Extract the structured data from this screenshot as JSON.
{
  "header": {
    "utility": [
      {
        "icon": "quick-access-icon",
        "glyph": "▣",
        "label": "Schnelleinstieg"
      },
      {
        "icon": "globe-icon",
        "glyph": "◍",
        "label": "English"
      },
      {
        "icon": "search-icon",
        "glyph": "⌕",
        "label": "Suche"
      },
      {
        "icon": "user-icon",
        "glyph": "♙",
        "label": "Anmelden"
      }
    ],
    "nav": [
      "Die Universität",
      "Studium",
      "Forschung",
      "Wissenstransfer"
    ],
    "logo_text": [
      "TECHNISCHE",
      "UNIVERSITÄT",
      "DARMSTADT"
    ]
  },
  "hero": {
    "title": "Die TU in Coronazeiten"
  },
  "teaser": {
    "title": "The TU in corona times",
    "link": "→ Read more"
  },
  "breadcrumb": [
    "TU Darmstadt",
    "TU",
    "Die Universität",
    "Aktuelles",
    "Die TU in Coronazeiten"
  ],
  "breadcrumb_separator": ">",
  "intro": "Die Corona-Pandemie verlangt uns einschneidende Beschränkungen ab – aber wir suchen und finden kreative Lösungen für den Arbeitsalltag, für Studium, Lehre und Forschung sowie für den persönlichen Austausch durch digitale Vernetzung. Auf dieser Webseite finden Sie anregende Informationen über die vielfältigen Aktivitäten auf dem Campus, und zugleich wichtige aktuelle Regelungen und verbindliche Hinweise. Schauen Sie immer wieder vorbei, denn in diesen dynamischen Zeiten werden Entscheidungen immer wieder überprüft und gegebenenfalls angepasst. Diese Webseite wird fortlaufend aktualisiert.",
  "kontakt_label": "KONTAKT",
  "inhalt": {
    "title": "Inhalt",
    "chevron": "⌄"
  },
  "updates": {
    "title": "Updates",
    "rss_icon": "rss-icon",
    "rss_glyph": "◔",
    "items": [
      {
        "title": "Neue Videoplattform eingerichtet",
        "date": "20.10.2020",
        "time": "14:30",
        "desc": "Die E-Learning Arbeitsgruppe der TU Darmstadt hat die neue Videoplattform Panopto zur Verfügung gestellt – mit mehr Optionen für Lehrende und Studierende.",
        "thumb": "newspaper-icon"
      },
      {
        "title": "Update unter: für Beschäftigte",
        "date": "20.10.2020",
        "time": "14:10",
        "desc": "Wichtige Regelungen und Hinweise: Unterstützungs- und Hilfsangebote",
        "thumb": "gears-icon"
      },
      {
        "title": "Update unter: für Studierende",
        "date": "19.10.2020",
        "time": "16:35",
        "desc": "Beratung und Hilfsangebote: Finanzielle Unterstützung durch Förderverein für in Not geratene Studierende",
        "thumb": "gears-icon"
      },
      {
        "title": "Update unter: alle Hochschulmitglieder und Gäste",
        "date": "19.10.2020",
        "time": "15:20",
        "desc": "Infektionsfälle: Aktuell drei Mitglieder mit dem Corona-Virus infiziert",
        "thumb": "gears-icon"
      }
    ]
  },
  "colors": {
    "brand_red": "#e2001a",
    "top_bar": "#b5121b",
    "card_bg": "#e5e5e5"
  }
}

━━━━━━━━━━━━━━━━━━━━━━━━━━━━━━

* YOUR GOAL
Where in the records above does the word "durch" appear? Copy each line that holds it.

* PROBLEM SOLUTION
  "intro": "Die Corona-Pandemie verlangt uns einschneidende Beschränkungen ab – aber wir suchen und finden kreative Lösungen für den Arbeitsalltag, für Studium, Lehre und Forschung sowie für den persönlichen Austausch durch digitale Vernetzung. Auf dieser Webseite finden Sie anregende Informationen über die vielfältigen Aktivitäten auf dem Campus, und zugleich wichtige aktuelle Regelungen und verbindliche Hinweise. Schauen Sie immer wieder vorbei, denn in diesen dynamischen Zeiten werden Entscheidungen immer wieder überprüft und gegebenenfalls angepasst. Diese Webseite wird fortlaufend aktualisiert.",
        "desc": "Beratung und Hilfsangebote: Finanzielle Unterstützung durch Förderverein für in Not geratene Studierende",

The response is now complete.